EXERCISE DIRECTIONS: All entries must be repeated exactly. No picture should appear in the result.

EXTRACTED ENTRIES:
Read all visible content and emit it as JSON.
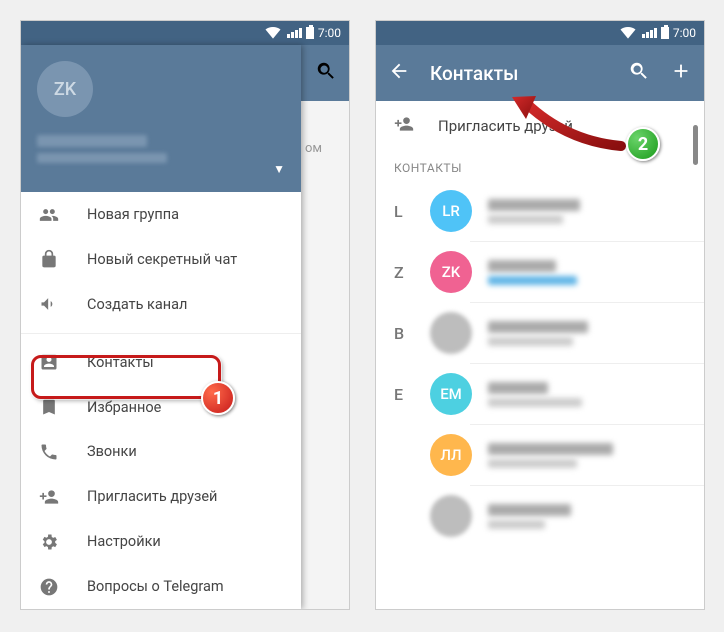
{
  "statusbar": {
    "time": "7:00"
  },
  "left": {
    "avatar_initials": "ZK",
    "menu": {
      "new_group": "Новая группа",
      "secret_chat": "Новый секретный чат",
      "channel": "Создать канал",
      "contacts": "Контакты",
      "saved": "Избранное",
      "calls": "Звонки",
      "invite": "Пригласить друзей",
      "settings": "Настройки",
      "faq": "Вопросы о Telegram"
    },
    "bg_hint": "ом"
  },
  "right": {
    "title": "Контакты",
    "invite": "Пригласить друзей",
    "section": "КОНТАКТЫ",
    "contacts": [
      {
        "letter": "L",
        "initials": "LR",
        "color": "#4fc3f7"
      },
      {
        "letter": "Z",
        "initials": "ZK",
        "color": "#f06292",
        "online": true
      },
      {
        "letter": "B",
        "initials": "",
        "color": "#bdbdbd",
        "img": true
      },
      {
        "letter": "E",
        "initials": "EM",
        "color": "#4dd0e1"
      },
      {
        "letter": "",
        "initials": "ЛЛ",
        "color": "#ffb74d"
      },
      {
        "letter": "",
        "initials": "",
        "color": "#bdbdbd",
        "img": true
      }
    ]
  },
  "callouts": {
    "one": "1",
    "two": "2"
  }
}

ANSWER TO THIS EXERCISE:
Read all visible content and emit it as JSON.
{
  "statusbar": {
    "time": "7:00"
  },
  "left": {
    "avatar_initials": "ZK",
    "menu": {
      "new_group": "Новая группа",
      "secret_chat": "Новый секретный чат",
      "channel": "Создать канал",
      "contacts": "Контакты",
      "saved": "Избранное",
      "calls": "Звонки",
      "invite": "Пригласить друзей",
      "settings": "Настройки",
      "faq": "Вопросы о Telegram"
    },
    "bg_hint": "ом"
  },
  "right": {
    "title": "Контакты",
    "invite": "Пригласить друзей",
    "section": "КОНТАКТЫ",
    "contacts": [
      {
        "letter": "L",
        "initials": "LR",
        "color": "#4fc3f7"
      },
      {
        "letter": "Z",
        "initials": "ZK",
        "color": "#f06292",
        "online": true
      },
      {
        "letter": "B",
        "initials": "",
        "color": "#bdbdbd",
        "img": true
      },
      {
        "letter": "E",
        "initials": "EM",
        "color": "#4dd0e1"
      },
      {
        "letter": "",
        "initials": "ЛЛ",
        "color": "#ffb74d"
      },
      {
        "letter": "",
        "initials": "",
        "color": "#bdbdbd",
        "img": true
      }
    ]
  },
  "callouts": {
    "one": "1",
    "two": "2"
  }
}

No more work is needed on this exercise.